Data excerpts
::::::::::

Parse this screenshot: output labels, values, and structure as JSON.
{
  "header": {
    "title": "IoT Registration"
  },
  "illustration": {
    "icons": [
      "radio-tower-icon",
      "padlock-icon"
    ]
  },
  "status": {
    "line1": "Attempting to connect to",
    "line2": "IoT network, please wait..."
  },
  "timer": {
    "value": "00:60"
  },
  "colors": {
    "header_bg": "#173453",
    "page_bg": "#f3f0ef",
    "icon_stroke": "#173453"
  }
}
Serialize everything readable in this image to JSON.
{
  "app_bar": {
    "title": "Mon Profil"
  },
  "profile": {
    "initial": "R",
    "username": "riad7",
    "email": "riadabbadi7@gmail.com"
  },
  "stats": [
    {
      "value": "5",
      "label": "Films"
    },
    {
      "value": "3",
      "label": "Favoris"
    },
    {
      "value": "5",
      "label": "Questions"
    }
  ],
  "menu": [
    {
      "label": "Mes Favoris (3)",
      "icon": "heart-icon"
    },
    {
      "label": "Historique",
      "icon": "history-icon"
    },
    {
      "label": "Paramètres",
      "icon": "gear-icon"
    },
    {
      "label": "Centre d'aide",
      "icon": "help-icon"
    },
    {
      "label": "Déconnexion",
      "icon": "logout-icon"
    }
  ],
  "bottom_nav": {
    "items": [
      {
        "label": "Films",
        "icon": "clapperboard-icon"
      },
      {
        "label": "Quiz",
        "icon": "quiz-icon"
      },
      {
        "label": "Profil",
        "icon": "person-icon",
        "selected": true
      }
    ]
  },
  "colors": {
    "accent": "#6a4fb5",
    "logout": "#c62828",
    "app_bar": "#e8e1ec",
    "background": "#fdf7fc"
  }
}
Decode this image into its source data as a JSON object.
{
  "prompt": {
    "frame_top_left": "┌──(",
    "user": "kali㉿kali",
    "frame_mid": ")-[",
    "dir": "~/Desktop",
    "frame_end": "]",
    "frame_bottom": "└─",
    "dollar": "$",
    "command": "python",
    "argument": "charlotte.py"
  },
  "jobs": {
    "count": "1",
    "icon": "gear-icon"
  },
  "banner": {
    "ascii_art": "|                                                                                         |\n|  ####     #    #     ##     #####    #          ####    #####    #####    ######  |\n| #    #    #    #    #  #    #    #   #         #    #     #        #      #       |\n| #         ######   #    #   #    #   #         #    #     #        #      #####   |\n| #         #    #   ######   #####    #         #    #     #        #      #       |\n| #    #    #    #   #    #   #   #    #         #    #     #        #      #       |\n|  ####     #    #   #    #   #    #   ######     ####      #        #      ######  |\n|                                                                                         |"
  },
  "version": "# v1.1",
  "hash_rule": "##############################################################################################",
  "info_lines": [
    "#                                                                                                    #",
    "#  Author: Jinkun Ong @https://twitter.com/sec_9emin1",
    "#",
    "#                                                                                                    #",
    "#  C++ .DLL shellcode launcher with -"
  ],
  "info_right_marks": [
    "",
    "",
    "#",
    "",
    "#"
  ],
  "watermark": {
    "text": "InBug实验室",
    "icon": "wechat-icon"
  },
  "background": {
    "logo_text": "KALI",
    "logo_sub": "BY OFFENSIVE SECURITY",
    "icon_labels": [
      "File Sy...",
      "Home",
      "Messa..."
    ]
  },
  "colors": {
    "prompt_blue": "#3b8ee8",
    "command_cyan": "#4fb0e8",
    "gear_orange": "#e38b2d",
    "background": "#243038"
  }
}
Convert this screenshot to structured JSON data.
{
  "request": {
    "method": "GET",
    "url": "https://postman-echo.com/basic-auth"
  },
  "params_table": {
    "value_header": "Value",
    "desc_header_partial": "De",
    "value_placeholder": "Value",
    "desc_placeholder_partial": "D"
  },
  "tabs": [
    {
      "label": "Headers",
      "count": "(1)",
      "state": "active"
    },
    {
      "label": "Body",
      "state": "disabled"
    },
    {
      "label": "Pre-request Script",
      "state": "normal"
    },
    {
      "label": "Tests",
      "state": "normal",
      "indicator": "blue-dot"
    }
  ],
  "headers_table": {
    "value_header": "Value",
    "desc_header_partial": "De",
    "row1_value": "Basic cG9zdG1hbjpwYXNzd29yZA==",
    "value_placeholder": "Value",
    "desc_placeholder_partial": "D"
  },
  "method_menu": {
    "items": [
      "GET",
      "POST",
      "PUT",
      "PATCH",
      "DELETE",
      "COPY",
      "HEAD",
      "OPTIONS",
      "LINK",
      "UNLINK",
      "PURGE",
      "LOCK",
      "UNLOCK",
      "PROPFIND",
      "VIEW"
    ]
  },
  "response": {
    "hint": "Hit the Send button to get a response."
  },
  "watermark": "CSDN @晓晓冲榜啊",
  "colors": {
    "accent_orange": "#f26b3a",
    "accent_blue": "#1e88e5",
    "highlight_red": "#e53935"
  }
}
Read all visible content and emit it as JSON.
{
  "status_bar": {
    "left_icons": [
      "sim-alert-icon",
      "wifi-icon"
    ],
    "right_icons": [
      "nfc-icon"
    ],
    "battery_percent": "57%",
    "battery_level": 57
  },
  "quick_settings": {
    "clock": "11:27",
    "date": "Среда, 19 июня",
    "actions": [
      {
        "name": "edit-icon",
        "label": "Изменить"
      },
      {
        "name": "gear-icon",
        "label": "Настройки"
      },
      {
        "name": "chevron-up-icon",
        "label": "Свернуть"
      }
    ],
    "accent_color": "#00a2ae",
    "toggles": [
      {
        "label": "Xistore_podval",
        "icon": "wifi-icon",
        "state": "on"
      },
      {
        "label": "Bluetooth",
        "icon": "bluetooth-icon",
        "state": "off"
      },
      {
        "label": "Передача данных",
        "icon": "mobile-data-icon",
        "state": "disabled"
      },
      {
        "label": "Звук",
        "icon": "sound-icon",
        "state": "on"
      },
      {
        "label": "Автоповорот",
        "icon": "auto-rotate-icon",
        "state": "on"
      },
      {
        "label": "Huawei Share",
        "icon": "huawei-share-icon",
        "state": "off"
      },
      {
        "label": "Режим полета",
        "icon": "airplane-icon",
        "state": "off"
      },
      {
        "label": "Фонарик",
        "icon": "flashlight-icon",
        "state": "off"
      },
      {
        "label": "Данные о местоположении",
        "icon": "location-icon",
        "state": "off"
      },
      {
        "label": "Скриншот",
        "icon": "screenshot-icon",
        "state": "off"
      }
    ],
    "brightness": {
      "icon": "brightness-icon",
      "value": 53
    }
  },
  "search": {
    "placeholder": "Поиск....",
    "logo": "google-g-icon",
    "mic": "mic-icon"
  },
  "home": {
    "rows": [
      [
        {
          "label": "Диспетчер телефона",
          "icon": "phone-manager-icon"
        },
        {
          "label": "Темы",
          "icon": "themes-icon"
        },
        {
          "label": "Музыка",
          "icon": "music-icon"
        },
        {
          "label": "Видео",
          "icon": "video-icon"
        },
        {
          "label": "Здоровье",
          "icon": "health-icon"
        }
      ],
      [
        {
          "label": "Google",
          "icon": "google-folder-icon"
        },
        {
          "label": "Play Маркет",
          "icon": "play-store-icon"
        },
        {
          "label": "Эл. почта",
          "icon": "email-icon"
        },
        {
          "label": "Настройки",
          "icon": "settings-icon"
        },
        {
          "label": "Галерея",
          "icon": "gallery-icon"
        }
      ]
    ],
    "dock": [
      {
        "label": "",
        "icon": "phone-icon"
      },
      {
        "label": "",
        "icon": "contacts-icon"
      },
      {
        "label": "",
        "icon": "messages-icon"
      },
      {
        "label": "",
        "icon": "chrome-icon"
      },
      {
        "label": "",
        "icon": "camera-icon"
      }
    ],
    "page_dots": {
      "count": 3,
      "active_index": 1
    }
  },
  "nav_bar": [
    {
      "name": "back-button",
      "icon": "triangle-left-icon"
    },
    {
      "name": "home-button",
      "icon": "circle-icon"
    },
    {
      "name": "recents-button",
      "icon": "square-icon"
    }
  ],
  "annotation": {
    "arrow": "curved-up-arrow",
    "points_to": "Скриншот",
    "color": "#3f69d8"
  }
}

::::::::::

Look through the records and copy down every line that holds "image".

Serialize everything readable in this image to JSON.
Decode this image into its source data as a JSON object.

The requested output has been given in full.